[Dataset items]
============
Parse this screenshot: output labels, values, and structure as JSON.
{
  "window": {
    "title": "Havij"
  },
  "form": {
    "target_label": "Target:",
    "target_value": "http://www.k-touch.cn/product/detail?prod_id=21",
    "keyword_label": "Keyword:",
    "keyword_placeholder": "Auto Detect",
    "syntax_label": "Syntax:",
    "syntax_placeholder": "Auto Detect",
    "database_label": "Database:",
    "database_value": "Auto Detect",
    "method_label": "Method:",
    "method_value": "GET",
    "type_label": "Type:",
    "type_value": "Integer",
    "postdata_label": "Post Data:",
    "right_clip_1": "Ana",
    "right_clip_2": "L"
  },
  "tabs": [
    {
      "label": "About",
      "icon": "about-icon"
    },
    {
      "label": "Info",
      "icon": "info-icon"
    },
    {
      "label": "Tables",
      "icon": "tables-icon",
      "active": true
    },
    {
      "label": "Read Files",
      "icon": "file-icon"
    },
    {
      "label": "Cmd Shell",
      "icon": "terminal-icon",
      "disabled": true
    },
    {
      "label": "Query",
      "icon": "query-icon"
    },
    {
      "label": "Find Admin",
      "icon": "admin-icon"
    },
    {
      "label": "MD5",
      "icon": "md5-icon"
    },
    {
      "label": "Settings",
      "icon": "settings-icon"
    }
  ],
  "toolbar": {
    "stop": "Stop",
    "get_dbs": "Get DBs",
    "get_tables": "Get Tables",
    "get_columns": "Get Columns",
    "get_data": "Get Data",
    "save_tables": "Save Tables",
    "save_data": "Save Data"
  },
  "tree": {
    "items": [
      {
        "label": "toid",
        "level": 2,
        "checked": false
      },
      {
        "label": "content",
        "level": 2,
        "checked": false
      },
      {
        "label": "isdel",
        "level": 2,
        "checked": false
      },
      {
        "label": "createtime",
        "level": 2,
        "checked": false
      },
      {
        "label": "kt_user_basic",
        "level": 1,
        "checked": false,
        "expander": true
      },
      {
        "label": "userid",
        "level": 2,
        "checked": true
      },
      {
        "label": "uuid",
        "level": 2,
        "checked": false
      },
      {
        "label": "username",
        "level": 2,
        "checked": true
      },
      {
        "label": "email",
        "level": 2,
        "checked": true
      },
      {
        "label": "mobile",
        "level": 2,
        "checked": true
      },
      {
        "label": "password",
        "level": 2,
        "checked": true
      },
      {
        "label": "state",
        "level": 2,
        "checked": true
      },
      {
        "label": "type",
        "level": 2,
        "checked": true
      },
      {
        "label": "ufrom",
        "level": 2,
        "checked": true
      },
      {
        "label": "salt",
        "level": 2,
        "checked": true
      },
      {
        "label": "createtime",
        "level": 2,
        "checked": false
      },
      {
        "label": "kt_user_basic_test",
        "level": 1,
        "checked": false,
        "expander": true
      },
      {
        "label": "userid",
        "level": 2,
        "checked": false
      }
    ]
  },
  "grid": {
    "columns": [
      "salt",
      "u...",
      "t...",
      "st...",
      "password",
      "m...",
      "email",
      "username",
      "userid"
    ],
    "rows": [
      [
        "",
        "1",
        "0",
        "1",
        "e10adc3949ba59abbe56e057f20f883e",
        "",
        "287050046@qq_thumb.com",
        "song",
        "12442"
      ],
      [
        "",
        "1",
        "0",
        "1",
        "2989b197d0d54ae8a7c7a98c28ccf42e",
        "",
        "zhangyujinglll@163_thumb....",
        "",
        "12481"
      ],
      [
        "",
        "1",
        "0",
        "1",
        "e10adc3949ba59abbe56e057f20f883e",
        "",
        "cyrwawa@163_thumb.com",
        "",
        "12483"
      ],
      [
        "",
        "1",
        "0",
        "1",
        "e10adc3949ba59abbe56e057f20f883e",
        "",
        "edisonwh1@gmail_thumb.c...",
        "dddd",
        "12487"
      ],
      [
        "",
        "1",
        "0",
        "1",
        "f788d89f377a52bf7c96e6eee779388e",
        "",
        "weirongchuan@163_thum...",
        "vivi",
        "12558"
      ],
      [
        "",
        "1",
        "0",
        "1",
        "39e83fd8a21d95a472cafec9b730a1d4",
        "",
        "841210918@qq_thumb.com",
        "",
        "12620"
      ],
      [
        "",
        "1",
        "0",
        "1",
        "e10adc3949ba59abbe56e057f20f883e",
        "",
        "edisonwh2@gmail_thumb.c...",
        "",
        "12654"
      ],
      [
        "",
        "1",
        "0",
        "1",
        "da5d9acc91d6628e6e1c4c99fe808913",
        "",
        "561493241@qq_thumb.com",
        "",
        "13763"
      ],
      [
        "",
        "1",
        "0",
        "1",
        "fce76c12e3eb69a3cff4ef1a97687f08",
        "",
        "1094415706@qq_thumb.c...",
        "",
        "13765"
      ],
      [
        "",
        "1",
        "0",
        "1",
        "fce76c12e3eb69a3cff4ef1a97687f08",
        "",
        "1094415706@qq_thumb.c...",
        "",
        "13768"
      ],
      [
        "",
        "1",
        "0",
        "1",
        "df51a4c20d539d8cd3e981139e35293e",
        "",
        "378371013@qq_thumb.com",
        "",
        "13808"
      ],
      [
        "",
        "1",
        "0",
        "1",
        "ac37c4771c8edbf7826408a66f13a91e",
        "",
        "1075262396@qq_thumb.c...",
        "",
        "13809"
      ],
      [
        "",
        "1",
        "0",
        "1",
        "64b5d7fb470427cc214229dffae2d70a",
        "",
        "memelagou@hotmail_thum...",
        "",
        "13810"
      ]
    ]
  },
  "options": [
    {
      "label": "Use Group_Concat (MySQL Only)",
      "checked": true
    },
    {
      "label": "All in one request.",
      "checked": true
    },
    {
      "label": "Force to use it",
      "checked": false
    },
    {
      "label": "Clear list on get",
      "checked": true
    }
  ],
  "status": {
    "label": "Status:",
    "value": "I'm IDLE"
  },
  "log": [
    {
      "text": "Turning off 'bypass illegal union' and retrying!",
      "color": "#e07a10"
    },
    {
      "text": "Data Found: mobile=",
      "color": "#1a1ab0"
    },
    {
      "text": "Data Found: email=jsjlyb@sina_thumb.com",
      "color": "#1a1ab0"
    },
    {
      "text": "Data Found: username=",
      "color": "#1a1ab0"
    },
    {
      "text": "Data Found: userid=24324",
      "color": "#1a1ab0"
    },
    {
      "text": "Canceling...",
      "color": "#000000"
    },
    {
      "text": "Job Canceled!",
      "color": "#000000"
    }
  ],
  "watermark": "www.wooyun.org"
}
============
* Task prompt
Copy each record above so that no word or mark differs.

* Task answer
Parse this screenshot: output labels, values, and structure as JSON.
{
  "window": {
    "title": "Havij"
  },
  "form": {
    "target_label": "Target:",
    "target_value": "http://www.k-touch.cn/product/detail?prod_id=21",
    "keyword_label": "Keyword:",
    "keyword_placeholder": "Auto Detect",
    "syntax_label": "Syntax:",
    "syntax_placeholder": "Auto Detect",
    "database_label": "Database:",
    "database_value": "Auto Detect",
    "method_label": "Method:",
    "method_value": "GET",
    "type_label": "Type:",
    "type_value": "Integer",
    "postdata_label": "Post Data:",
    "right_clip_1": "Ana",
    "right_clip_2": "L"
  },
  "tabs": [
    {
      "label": "About",
      "icon": "about-icon"
    },
    {
      "label": "Info",
      "icon": "info-icon"
    },
    {
      "label": "Tables",
      "icon": "tables-icon",
      "active": true
    },
    {
      "label": "Read Files",
      "icon": "file-icon"
    },
    {
      "label": "Cmd Shell",
      "icon": "terminal-icon",
      "disabled": true
    },
    {
      "label": "Query",
      "icon": "query-icon"
    },
    {
      "label": "Find Admin",
      "icon": "admin-icon"
    },
    {
      "label": "MD5",
      "icon": "md5-icon"
    },
    {
      "label": "Settings",
      "icon": "settings-icon"
    }
  ],
  "toolbar": {
    "stop": "Stop",
    "get_dbs": "Get DBs",
    "get_tables": "Get Tables",
    "get_columns": "Get Columns",
    "get_data": "Get Data",
    "save_tables": "Save Tables",
    "save_data": "Save Data"
  },
  "tree": {
    "items": [
      {
        "label": "toid",
        "level": 2,
        "checked": false
      },
      {
        "label": "content",
        "level": 2,
        "checked": false
      },
      {
        "label": "isdel",
        "level": 2,
        "checked": false
      },
      {
        "label": "createtime",
        "level": 2,
        "checked": false
      },
      {
        "label": "kt_user_basic",
        "level": 1,
        "checked": false,
        "expander": true
      },
      {
        "label": "userid",
        "level": 2,
        "checked": true
      },
      {
        "label": "uuid",
        "level": 2,
        "checked": false
      },
      {
        "label": "username",
        "level": 2,
        "checked": true
      },
      {
        "label": "email",
        "level": 2,
        "checked": true
      },
      {
        "label": "mobile",
        "level": 2,
        "checked": true
      },
      {
        "label": "password",
        "level": 2,
        "checked": true
      },
      {
        "label": "state",
        "level": 2,
        "checked": true
      },
      {
        "label": "type",
        "level": 2,
        "checked": true
      },
      {
        "label": "ufrom",
        "level": 2,
        "checked": true
      },
      {
        "label": "salt",
        "level": 2,
        "checked": true
      },
      {
        "label": "createtime",
        "level": 2,
        "checked": false
      },
      {
        "label": "kt_user_basic_test",
        "level": 1,
        "checked": false,
        "expander": true
      },
      {
        "label": "userid",
        "level": 2,
        "checked": false
      }
    ]
  },
  "grid": {
    "columns": [
      "salt",
      "u...",
      "t...",
      "st...",
      "password",
      "m...",
      "email",
      "username",
      "userid"
    ],
    "rows": [
      [
        "",
        "1",
        "0",
        "1",
        "e10adc3949ba59abbe56e057f20f883e",
        "",
        "287050046@qq_thumb.com",
        "song",
        "12442"
      ],
      [
        "",
        "1",
        "0",
        "1",
        "2989b197d0d54ae8a7c7a98c28ccf42e",
        "",
        "zhangyujinglll@163_thumb....",
        "",
        "12481"
      ],
      [
        "",
        "1",
        "0",
        "1",
        "e10adc3949ba59abbe56e057f20f883e",
        "",
        "cyrwawa@163_thumb.com",
        "",
        "12483"
      ],
      [
        "",
        "1",
        "0",
        "1",
        "e10adc3949ba59abbe56e057f20f883e",
        "",
        "edisonwh1@gmail_thumb.c...",
        "dddd",
        "12487"
      ],
      [
        "",
        "1",
        "0",
        "1",
        "f788d89f377a52bf7c96e6eee779388e",
        "",
        "weirongchuan@163_thum...",
        "vivi",
        "12558"
      ],
      [
        "",
        "1",
        "0",
        "1",
        "39e83fd8a21d95a472cafec9b730a1d4",
        "",
        "841210918@qq_thumb.com",
        "",
        "12620"
      ],
      [
        "",
        "1",
        "0",
        "1",
        "e10adc3949ba59abbe56e057f20f883e",
        "",
        "edisonwh2@gmail_thumb.c...",
        "",
        "12654"
      ],
      [
        "",
        "1",
        "0",
        "1",
        "da5d9acc91d6628e6e1c4c99fe808913",
        "",
        "561493241@qq_thumb.com",
        "",
        "13763"
      ],
      [
        "",
        "1",
        "0",
        "1",
        "fce76c12e3eb69a3cff4ef1a97687f08",
        "",
        "1094415706@qq_thumb.c...",
        "",
        "13765"
      ],
      [
        "",
        "1",
        "0",
        "1",
        "fce76c12e3eb69a3cff4ef1a97687f08",
        "",
        "1094415706@qq_thumb.c...",
        "",
        "13768"
      ],
      [
        "",
        "1",
        "0",
        "1",
        "df51a4c20d539d8cd3e981139e35293e",
        "",
        "378371013@qq_thumb.com",
        "",
        "13808"
      ],
      [
        "",
        "1",
        "0",
        "1",
        "ac37c4771c8edbf7826408a66f13a91e",
        "",
        "1075262396@qq_thumb.c...",
        "",
        "13809"
      ],
      [
        "",
        "1",
        "0",
        "1",
        "64b5d7fb470427cc214229dffae2d70a",
        "",
        "memelagou@hotmail_thum...",
        "",
        "13810"
      ]
    ]
  },
  "options": [
    {
      "label": "Use Group_Concat (MySQL Only)",
      "checked": true
    },
    {
      "label": "All in one request.",
      "checked": true
    },
    {
      "label": "Force to use it",
      "checked": false
    },
    {
      "label": "Clear list on get",
      "checked": true
    }
  ],
  "status": {
    "label": "Status:",
    "value": "I'm IDLE"
  },
  "log": [
    {
      "text": "Turning off 'bypass illegal union' and retrying!",
      "color": "#e07a10"
    },
    {
      "text": "Data Found: mobile=",
      "color": "#1a1ab0"
    },
    {
      "text": "Data Found: email=jsjlyb@sina_thumb.com",
      "color": "#1a1ab0"
    },
    {
      "text": "Data Found: username=",
      "color": "#1a1ab0"
    },
    {
      "text": "Data Found: userid=24324",
      "color": "#1a1ab0"
    },
    {
      "text": "Canceling...",
      "color": "#000000"
    },
    {
      "text": "Job Canceled!",
      "color": "#000000"
    }
  ],
  "watermark": "www.wooyun.org"
}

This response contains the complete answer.